By Isabel Terrell
“It’s so rewarding to see that what we’re doing is making a tangible difference for patients,” says Registered Nurse Hailey Schwass.
Behind the scenes of people-centred care, there is a robust system in place in Surgery Health Services at Michael Garron Hospital, Toronto East Health Network (MGH). On the last Monday of every month, members of the team host a Partnership Council meeting, a self-governed forum that gives inter-professional staff of all levels the autonomy to make decisions and innovate in their respective departments.
The council empowers staff to collaborate and discuss ideas to improve care and bring them into action all before they head home for the day.
Hailey has been co-chair of the council since its re-fresh almost two years ago, after the merging of two different surgery units at MGH.
She says the team recognized how helpful a council would be in making sure everyone was on the same page.
“New ideas are really important, and council gives us the chance to speak with more experienced nurses and learn a lot from them, as well,” says Hailey.
Each meeting is eight hours, the length of a shift. Unlike team huddles, councils allow the team to follow an agenda and execute ideas within the same day. With the time allotted to council, they can also bring in specialists from around the hospital to collaborate with.
“Huddle is quick and numbers-focused,” says Hailey. “Council is more from our perspective of what we feel is important.”
In their monthly meeting, the council takes a deep dive into relevant and timely areas of improvement. Since its development, the council has finished and completed many projects that not only improved care for patients, but also improved workplace engagement in staff.
“The Partnership Council really instills in staff the importance of being heard,” says Nancy Elford, manager of Surgery Health Services.
While it’s challenging to find the time, budget, and back-up staff essential to running the partnership council meetings, Nancy says it’s “vital” to their success as a team.
“They’re at the front line. Any ideas coming forward are their ideas.”
One of the consistent areas of focus is patient feedback. The members take a close look at responses to post-discharge phone calls that prompt patients to talk about their experiences in the hospital. They often divide the feedback into common themes and brainstorm to better understand their unit’s strengths and weaknesses from patients’ perspectives.

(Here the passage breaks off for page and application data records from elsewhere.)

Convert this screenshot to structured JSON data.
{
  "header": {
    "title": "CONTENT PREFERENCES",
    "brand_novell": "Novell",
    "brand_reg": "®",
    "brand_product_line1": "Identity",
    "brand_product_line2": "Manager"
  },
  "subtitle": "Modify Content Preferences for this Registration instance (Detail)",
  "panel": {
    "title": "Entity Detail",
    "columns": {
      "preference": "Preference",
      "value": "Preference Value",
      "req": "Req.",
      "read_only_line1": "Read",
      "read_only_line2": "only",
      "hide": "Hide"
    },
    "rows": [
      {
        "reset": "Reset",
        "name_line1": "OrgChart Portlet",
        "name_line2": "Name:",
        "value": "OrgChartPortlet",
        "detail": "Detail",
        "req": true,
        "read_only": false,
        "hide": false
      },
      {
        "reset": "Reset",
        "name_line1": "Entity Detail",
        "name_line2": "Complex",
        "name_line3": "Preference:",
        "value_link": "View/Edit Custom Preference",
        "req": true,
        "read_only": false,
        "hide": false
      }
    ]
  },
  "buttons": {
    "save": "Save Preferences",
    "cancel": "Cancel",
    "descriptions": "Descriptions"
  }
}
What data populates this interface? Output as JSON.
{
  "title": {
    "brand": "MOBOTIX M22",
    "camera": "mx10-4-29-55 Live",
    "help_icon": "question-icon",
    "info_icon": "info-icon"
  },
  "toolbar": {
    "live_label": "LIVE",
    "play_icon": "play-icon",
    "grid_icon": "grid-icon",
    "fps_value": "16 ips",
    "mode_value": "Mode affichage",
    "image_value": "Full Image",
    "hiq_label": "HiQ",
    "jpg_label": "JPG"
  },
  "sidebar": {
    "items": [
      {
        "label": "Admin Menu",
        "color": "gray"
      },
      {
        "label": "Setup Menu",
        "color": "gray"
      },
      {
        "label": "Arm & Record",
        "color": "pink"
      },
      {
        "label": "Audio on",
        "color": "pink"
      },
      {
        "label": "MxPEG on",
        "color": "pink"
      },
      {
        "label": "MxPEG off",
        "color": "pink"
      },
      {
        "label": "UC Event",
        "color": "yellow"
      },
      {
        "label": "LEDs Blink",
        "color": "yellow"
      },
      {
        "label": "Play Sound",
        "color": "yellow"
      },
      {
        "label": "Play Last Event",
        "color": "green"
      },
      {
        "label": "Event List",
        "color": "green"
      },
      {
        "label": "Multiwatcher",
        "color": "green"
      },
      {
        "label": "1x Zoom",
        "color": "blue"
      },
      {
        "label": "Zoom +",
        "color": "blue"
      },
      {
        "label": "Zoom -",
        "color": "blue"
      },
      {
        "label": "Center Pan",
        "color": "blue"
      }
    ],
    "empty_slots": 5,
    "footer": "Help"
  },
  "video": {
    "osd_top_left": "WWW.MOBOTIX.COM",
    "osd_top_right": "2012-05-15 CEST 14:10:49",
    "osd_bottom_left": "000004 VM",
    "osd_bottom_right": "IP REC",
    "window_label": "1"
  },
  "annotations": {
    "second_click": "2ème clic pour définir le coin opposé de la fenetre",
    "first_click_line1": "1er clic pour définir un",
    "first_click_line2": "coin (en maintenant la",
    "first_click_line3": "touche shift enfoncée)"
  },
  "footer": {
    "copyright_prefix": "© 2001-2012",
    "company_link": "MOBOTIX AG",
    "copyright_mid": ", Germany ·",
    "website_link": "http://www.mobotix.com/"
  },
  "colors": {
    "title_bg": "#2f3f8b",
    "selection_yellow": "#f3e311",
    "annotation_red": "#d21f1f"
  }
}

Hailey says this approach helps the unit feel like a team, instead of placing blame on specific individuals involved in care.
“It’s nice to have the space to provide feedback in that kind of way,” she says.
On another occasion, the team did an equipment audit for the unit and was able to bring a finalized ordering list to Nancy by the end of the meeting.
Hailey says next goals for the council include bringing in a patient representative member, and partnering with other units and hospitals.
“I’ve been really encouraged to express my ideas. I’m super grateful that our hospital gives us the opportunity to meet together to ensure we’re providing good care.”